EXERCISE:
Find the lines of the material below that include the string "time", then copy each one.

DATASET EXCERPTS:
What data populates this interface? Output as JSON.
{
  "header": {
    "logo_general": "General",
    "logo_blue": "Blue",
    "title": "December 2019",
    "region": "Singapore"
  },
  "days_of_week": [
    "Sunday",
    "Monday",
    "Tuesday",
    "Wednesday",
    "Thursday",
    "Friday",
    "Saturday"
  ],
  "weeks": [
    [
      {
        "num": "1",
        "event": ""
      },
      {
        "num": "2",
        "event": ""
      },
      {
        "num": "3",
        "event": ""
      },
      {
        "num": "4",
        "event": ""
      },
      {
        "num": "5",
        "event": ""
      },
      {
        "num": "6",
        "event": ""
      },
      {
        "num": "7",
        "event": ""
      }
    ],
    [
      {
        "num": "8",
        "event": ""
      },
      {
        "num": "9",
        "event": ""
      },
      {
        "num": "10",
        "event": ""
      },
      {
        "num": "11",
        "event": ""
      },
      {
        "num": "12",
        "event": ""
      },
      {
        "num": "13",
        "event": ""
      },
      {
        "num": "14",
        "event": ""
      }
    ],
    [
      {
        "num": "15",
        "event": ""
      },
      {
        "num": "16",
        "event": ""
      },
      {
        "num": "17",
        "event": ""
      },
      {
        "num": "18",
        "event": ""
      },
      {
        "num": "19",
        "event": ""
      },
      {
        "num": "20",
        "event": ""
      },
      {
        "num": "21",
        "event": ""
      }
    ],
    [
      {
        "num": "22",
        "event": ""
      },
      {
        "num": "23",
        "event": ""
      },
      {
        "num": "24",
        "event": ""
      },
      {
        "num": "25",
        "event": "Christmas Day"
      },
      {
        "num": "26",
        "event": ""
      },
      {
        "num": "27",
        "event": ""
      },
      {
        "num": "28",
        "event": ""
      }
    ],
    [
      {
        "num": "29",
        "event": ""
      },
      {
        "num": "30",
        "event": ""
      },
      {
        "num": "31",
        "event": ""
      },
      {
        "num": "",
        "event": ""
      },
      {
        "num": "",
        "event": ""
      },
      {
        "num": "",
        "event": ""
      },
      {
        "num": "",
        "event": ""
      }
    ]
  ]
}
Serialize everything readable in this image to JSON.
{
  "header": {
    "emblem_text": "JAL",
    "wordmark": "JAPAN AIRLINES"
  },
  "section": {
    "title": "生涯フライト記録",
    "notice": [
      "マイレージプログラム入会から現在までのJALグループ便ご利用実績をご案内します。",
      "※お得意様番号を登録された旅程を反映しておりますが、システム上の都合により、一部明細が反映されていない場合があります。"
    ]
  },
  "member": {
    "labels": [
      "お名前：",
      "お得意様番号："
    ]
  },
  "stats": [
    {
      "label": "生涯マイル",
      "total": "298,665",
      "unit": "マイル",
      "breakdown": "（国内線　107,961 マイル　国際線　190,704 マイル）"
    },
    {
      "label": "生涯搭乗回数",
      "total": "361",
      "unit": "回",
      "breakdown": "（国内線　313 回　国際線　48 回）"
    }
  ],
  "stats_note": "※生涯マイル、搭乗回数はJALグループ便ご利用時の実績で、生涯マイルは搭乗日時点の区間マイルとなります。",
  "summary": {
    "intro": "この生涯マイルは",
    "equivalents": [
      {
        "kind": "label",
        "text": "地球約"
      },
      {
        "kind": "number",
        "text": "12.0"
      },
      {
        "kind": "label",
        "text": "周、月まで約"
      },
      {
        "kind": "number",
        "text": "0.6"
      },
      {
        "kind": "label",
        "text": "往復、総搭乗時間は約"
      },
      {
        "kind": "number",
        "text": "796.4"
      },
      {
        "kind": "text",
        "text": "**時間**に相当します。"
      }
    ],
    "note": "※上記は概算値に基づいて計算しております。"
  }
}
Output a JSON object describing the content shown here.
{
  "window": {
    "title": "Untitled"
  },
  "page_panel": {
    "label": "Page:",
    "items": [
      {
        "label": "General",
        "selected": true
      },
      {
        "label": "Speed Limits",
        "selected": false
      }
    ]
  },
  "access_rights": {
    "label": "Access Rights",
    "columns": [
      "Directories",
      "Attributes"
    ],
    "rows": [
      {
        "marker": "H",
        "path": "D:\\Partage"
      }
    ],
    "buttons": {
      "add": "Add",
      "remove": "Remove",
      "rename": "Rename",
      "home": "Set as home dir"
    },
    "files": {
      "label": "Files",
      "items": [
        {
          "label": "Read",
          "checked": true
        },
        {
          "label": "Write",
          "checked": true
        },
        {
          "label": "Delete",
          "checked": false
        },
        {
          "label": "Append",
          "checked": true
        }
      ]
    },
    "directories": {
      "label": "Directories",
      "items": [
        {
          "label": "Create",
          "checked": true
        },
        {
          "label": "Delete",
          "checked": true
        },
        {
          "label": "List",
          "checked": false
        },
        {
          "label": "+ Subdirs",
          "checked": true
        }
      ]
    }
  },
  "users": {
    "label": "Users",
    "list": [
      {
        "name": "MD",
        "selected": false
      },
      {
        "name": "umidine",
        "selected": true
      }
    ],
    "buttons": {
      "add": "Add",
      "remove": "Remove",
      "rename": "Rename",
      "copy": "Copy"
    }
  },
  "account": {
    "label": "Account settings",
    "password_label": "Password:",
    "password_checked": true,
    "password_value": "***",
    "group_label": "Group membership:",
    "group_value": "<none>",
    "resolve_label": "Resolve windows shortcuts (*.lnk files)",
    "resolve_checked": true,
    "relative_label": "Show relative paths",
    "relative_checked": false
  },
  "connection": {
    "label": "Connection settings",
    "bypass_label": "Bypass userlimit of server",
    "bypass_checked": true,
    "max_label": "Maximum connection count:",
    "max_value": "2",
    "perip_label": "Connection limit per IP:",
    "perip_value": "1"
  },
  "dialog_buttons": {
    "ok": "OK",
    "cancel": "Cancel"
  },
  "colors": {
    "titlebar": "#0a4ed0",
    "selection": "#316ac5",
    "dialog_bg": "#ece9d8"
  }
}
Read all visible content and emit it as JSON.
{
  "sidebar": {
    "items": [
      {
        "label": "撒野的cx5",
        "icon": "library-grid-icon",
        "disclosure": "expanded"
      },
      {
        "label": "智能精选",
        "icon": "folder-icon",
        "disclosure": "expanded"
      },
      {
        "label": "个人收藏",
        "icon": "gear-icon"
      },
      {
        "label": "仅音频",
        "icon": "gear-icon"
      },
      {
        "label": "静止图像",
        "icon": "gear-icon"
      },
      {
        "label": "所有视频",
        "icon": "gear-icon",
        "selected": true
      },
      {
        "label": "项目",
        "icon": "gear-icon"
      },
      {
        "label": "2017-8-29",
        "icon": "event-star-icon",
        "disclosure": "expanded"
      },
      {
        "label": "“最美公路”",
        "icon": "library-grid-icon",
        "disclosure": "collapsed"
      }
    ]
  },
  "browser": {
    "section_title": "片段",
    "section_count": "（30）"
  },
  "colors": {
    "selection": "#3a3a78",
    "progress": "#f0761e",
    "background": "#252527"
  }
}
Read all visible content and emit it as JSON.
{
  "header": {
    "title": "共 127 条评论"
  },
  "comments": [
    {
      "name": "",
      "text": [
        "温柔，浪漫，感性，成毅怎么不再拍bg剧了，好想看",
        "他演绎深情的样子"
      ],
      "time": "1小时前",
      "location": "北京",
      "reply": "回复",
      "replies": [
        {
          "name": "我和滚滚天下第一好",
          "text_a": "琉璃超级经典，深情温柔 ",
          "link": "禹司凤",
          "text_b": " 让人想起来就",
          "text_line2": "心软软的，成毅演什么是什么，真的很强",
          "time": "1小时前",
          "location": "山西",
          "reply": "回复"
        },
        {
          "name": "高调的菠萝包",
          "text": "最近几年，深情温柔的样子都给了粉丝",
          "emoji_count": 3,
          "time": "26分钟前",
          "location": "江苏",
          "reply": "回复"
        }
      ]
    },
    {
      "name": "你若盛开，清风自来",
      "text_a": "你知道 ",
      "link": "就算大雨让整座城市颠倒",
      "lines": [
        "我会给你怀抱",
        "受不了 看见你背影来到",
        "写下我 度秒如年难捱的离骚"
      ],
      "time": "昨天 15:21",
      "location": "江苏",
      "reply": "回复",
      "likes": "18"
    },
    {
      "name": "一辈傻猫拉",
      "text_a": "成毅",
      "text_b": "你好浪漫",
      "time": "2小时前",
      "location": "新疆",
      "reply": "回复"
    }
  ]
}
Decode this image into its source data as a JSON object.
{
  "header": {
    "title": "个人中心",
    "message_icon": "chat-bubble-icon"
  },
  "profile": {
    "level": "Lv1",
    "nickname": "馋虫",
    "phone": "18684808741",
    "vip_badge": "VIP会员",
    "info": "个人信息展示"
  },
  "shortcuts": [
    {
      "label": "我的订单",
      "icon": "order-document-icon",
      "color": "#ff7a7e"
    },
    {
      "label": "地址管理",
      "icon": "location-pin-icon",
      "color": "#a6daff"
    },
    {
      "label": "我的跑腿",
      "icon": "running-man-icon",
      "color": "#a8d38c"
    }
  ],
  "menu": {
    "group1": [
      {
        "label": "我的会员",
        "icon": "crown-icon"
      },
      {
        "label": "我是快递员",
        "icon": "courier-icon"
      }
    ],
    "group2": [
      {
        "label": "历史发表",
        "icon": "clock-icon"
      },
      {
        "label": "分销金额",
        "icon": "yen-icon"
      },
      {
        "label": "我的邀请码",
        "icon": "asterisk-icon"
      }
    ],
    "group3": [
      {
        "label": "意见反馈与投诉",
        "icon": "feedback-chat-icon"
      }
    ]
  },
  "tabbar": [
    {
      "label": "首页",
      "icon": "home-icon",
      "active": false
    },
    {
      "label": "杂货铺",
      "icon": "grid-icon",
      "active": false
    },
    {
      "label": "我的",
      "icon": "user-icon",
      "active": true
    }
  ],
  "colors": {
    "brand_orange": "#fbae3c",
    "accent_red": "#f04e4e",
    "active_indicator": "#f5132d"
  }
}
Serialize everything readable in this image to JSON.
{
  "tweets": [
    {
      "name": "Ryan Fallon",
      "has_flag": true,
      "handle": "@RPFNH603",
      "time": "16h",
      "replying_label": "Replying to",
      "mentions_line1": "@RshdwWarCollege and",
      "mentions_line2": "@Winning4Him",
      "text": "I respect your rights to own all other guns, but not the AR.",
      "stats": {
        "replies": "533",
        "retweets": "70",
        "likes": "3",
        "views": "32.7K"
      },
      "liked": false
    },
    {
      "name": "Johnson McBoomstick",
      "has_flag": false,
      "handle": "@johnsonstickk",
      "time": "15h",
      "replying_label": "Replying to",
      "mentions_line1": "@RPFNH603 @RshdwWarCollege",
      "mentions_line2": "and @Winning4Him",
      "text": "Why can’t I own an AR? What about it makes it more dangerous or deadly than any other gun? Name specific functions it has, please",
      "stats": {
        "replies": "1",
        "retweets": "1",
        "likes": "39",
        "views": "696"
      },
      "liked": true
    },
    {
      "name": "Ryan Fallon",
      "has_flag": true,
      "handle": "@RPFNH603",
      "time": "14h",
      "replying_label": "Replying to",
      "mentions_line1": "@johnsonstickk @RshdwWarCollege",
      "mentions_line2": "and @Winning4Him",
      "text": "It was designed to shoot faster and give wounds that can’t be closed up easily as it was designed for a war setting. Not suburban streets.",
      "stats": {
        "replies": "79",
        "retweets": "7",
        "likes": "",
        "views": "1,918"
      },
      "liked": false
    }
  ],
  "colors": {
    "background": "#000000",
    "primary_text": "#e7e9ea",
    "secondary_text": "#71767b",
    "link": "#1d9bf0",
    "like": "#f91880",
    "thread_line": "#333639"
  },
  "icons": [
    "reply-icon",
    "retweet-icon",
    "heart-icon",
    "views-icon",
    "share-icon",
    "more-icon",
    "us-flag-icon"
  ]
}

SOLVED EXERCISE:
      "time": "1小时前",
          "time": "1小时前",
          "time": "26分钟前",
      "time": "昨天 15:21",
      "time": "2小时前",
      "time": "16h",
      "time": "15h",
      "time": "14h",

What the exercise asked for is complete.